• [WORK ORDER]
Among the lines below, list those containing the string "NEIN".

• [GIVEN ENTRIES]

--------------------

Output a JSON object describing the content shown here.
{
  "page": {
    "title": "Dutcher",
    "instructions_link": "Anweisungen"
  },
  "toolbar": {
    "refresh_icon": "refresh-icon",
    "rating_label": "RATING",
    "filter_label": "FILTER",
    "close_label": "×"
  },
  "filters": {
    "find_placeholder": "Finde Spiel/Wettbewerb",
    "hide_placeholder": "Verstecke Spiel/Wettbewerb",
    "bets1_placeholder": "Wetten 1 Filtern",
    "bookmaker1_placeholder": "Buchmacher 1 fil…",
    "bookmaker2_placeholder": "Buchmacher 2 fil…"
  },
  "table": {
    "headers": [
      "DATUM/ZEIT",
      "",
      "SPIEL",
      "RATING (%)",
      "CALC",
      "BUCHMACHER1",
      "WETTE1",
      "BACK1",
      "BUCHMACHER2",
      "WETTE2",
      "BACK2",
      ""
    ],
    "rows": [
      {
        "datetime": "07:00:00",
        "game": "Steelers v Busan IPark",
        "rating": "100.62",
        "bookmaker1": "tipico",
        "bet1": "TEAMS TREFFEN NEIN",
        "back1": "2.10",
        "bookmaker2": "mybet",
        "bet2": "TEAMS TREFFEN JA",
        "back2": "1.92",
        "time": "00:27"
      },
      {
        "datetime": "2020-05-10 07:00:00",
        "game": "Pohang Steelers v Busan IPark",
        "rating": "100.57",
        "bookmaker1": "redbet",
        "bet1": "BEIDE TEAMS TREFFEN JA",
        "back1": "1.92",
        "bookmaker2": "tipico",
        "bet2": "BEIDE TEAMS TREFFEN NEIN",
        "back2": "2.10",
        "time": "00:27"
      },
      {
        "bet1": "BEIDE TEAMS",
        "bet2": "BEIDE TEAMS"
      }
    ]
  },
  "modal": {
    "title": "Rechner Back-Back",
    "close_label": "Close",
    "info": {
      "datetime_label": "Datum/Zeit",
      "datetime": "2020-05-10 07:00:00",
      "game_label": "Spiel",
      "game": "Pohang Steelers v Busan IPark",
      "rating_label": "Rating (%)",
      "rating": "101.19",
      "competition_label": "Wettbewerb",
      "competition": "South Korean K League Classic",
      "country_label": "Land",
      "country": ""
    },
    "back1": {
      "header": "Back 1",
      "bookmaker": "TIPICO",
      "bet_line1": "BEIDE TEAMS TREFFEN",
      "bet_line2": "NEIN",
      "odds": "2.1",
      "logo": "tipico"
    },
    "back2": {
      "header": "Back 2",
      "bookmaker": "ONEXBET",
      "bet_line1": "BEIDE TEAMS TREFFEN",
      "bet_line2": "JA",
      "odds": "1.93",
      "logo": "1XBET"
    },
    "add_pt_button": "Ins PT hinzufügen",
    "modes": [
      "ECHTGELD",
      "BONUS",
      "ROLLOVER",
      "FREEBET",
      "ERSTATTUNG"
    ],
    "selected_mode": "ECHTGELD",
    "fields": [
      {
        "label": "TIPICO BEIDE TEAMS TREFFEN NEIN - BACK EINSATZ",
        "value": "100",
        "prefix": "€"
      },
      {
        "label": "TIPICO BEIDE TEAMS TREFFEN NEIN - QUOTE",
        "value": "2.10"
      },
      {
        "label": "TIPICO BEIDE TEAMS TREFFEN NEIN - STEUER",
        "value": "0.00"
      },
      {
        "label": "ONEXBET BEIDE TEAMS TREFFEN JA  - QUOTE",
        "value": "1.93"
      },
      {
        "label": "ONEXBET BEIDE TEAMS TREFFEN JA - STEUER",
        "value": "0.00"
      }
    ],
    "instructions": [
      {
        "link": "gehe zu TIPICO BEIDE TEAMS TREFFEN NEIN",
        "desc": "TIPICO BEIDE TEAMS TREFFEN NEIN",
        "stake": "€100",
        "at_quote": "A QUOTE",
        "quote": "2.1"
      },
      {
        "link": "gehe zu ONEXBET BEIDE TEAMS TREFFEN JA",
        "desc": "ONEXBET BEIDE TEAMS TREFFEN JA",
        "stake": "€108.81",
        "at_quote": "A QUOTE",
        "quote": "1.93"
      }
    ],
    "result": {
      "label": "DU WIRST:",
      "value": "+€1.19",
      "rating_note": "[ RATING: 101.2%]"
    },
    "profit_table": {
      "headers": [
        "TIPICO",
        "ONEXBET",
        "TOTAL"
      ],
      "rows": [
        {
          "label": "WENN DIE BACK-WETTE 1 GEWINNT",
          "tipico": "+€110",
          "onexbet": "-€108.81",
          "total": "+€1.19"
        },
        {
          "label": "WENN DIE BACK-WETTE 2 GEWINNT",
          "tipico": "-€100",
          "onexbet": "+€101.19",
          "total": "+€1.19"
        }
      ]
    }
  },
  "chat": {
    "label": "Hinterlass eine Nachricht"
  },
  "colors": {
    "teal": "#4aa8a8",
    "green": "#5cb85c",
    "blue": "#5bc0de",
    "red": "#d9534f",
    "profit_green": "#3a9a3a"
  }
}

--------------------

• [EXPECTED ANSWER]
        "bet1": "TEAMS TREFFEN NEIN",
        "bet2": "BEIDE TEAMS TREFFEN NEIN",
      "bet_line2": "NEIN",
        "label": "TIPICO BEIDE TEAMS TREFFEN NEIN - BACK EINSATZ",
        "label": "TIPICO BEIDE TEAMS TREFFEN NEIN - QUOTE",
        "label": "TIPICO BEIDE TEAMS TREFFEN NEIN - STEUER",
        "link": "gehe zu TIPICO BEIDE TEAMS TREFFEN NEIN",
        "desc": "TIPICO BEIDE TEAMS TREFFEN NEIN",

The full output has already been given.